» WHAT YOU NEED TO DO:
Wherever an image appears in the data, omit it and copy all the remaining text word for word.

» DATA TO USE:
────────────────

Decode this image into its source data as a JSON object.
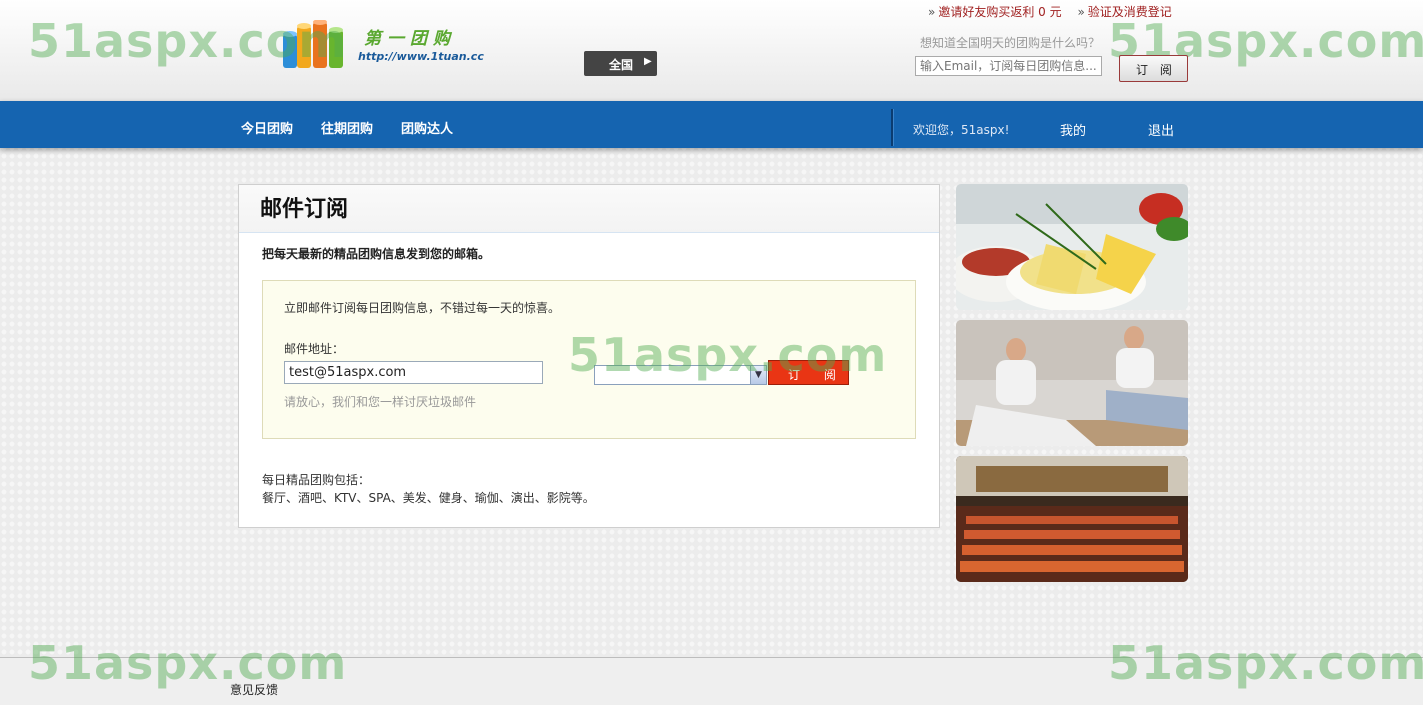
{
  "header": {
    "logo_cn": "第一团购",
    "logo_url": "http://www.1tuan.cc",
    "city_button": "全国",
    "top_links": [
      "邀请好友购买返利 0 元",
      "验证及消费登记"
    ],
    "subscribe_question": "想知道全国明天的团购是什么吗？",
    "subscribe_placeholder": "输入Email，订阅每日团购信息...",
    "subscribe_button": "订 阅"
  },
  "watermark": "51aspx.com",
  "nav": {
    "items": [
      "今日团购",
      "往期团购",
      "团购达人"
    ],
    "welcome": "欢迎您，51aspx!",
    "mine": "我的",
    "logout": "退出"
  },
  "main": {
    "title": "邮件订阅",
    "intro": "把每天最新的精品团购信息发到您的邮箱。",
    "form": {
      "lead": "立即邮件订阅每日团购信息，不错过每一天的惊喜。",
      "email_label": "邮件地址：",
      "email_value": "test@51aspx.com",
      "hint": "请放心，我们和您一样讨厌垃圾邮件",
      "city_select_value": "",
      "submit": "订 阅"
    },
    "includes_title": "每日精品团购包括：",
    "includes_list": "餐厅、酒吧、KTV、SPA、美发、健身、瑜伽、演出、影院等。"
  },
  "sidebar": {
    "images": [
      "food-image",
      "yoga-image",
      "theater-image"
    ]
  },
  "footer": {
    "feedback": "意见反馈"
  },
  "colors": {
    "nav_blue": "#1564b0",
    "order_red": "#e93514",
    "form_bg": "#fdfdee",
    "top_link_red": "#a02020"
  }
}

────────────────

» RESPONSE TO THIS TASK:
Decode this image into its source data as a JSON object.
{
  "header": {
    "logo_cn": "第一团购",
    "logo_url": "http://www.1tuan.cc",
    "city_button": "全国",
    "top_links": [
      "邀请好友购买返利 0 元",
      "验证及消费登记"
    ],
    "subscribe_question": "想知道全国明天的团购是什么吗？",
    "subscribe_placeholder": "输入Email，订阅每日团购信息...",
    "subscribe_button": "订 阅"
  },
  "watermark": "51aspx.com",
  "nav": {
    "items": [
      "今日团购",
      "往期团购",
      "团购达人"
    ],
    "welcome": "欢迎您，51aspx!",
    "mine": "我的",
    "logout": "退出"
  },
  "main": {
    "title": "邮件订阅",
    "intro": "把每天最新的精品团购信息发到您的邮箱。",
    "form": {
      "lead": "立即邮件订阅每日团购信息，不错过每一天的惊喜。",
      "email_label": "邮件地址：",
      "email_value": "test@51aspx.com",
      "hint": "请放心，我们和您一样讨厌垃圾邮件",
      "city_select_value": "",
      "submit": "订 阅"
    },
    "includes_title": "每日精品团购包括：",
    "includes_list": "餐厅、酒吧、KTV、SPA、美发、健身、瑜伽、演出、影院等。"
  },
  "sidebar": {
    "images": [
      "food-image",
      "yoga-image",
      "theater-image"
    ]
  },
  "footer": {
    "feedback": "意见反馈"
  },
  "colors": {
    "nav_blue": "#1564b0",
    "order_red": "#e93514",
    "form_bg": "#fdfdee",
    "top_link_red": "#a02020"
  }
}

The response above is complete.